The Federal Transit Administration's initiative to expand the use of bus rapid transit (BRT) around the country has spawned small but successful programs in several communities. To build upon these successes, the FTA, in conjunction with WestStart, launched a vehicle design competition late last year called "Bus Rapid Transit and the American Community."
Dangled in front of the competitors was $100,000 in prize money. Entrants were encouraged to break away from traditional thinking and to explore new BRT vehicle concepts that might reduce traffic congestion and improve air quality.
Lifting BRT's image
WestStart's Fred Silver, competition manager for the project, said he hoped the event would create a grass-roots interest in BRT and its advancement. "What we have today just doesn't work," he said. "The capacity isn't high enough."
But he stopped short of saying that any of the winning designs would be seriously considered for manufacture. More important, he said, was the need to encourage conceptual thinking about bringing innovative BRT service to communities across the country.
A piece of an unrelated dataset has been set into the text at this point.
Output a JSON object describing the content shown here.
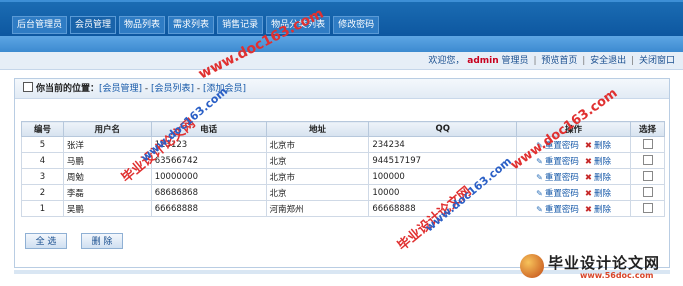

"We want to have a significant impact on what's perceived to be the next generation of transit," Silver said. "Image is an important issue."
The competition drew 59 entries from teams in seven countries. Each team was required to have a multidisciplinary makeup. About half of the teams were composed of college students.
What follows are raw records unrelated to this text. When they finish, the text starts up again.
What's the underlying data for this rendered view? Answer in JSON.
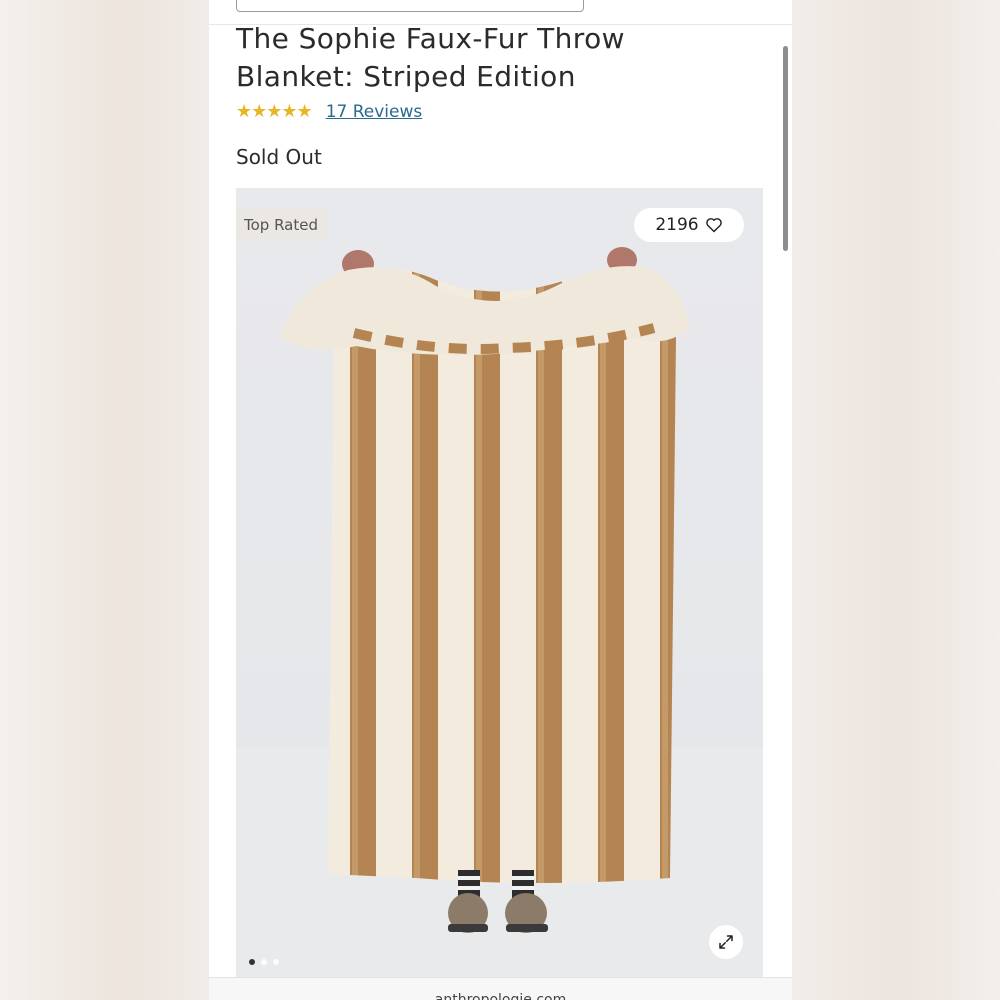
{
  "product": {
    "title_line1": "The Sophie Faux-Fur Throw",
    "title_line2": "Blanket: Striped Edition",
    "stars": "★★★★★",
    "reviews_link": "17 Reviews",
    "stock_status": "Sold Out"
  },
  "gallery": {
    "badge": "Top Rated",
    "like_count": "2196",
    "slide_count": 3,
    "active_slide": 1
  },
  "browser": {
    "url": "anthropologie.com"
  },
  "colors": {
    "star": "#e8b523",
    "link": "#2a6a8c",
    "stripe_tan": "#b98b56",
    "stripe_cream": "#f5ede0"
  }
}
The winners are. . .
Here are summaries of the winning projects in the four high-level categories:
SMRTram-ITS. This system, designed for Baltimore Harbor, supports narrow buses using a dedicated single-lane guideway. Using smart technologies, the system enables multiple vehicles to operate on-grade in both directions simultaneously. This eliminates the need for two dedicated lanes. The vehicles are relatively small, mostly transparent, quiet and move at pedestrian-friendly speeds of 12 to 15 mph. The entry was submitted by the Village Technology Team in Annapolis, Md.
ROADRAIL. This system was designed for Portland, Maine, and uses vehicles that function both as ultralight commuter trains and as buses. The self-propelled road and rail vehicles can navigate traditional routes through Portland's intricate street network as well as rail routes through heavily used commuter corridors. The vehicles are designed in a modular fashion that supports low-cost development and allows them to be manufactured as smaller shuttle buses. Submitted by Portland & Co.
Innovative Bus Design for the Future of South Miami. This winning entry envisions a vehicle with a futuristic aerodynamic design that is twice as long as a conventional bus and environmentally friendly. The articulated bus could carry as many as 200 passengers at a maximum speed of 60 mph along an eight-mile exclusive busway. It would adopt a motor-in-wheel arrangement as a propulsion system powered by fuel cells. The entry was submitted by Toyota Motor Corp.
CitySurfer. This system was designed for Honolulu and features a fuel cell-powered bus that has a series of waves in its design and shape. The focus is on creating a heightened experience for the urban commuter. It includes a variety of passenger information systems and amenities, such as telecommunication ports, digital entertainment systems and computers with Internet access. The entry was submitted by students as the University of Hawaii at Manoa.